You'd have much better luck finding morel mushrooms in the forests of the Pacific Northwest but at the end of April, you'll start seeing them come from Indiana and Michigan too. We found one local chef who uses them any way he can in the spring.
Morels can be messy. But these odd-shaped mushrooms pack a ton of flavor. At the newly-renovated Lockwood, inside the legendary Palmer House in the Loop, morels make frequent appearances on the menu.
"They're a little earthy, they're a little sweet; they're a little - I don't want to say barnyard - but they're a little dirty, in a good way," said Joseph Rose, the chef at Lockwood.
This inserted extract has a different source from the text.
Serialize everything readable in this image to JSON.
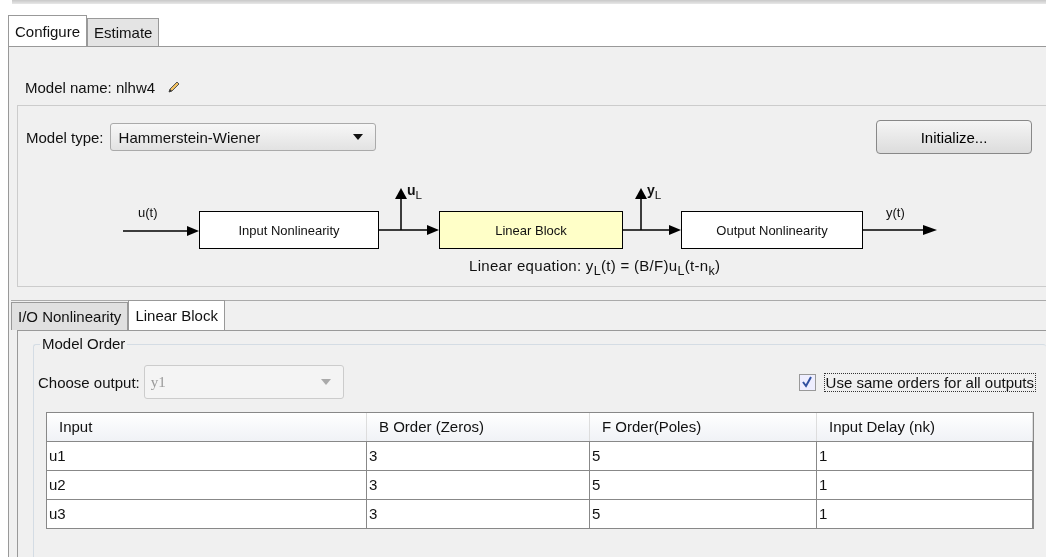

Rose first trims the morels with a paring knife then dunks them in cold water, washing them thoroughly since they can hide dirt. They're strained, dried and ready to go.
Butter is browned in a hot skillet; the morels are added and saut?ed for a minute or two, drawing out the excess moisture. Chicken stock and sherry are all he needs to finish them.
"Butter, chicken stock and a little bit of sherry. The sherry brings out the sweetness in the mushrooms," Rose said.
A thick filet of Skuna Bay salmon is placed over a pool of spring pea puree; more peas, pearl onions and fresh ginger are added, along with the cooked morels, which add an earthy intensity to the dish. A few radishes provide necessary crunch, with some springtime miner's lettuce.
"This is the only time of year you can get 'em, so you just try to put them in there, match them with other seasonal items. Like for me, I'm using them right now with peas, put 'em with salmon," said Rose.
Palmer House Hilton
17 E. Monroe St.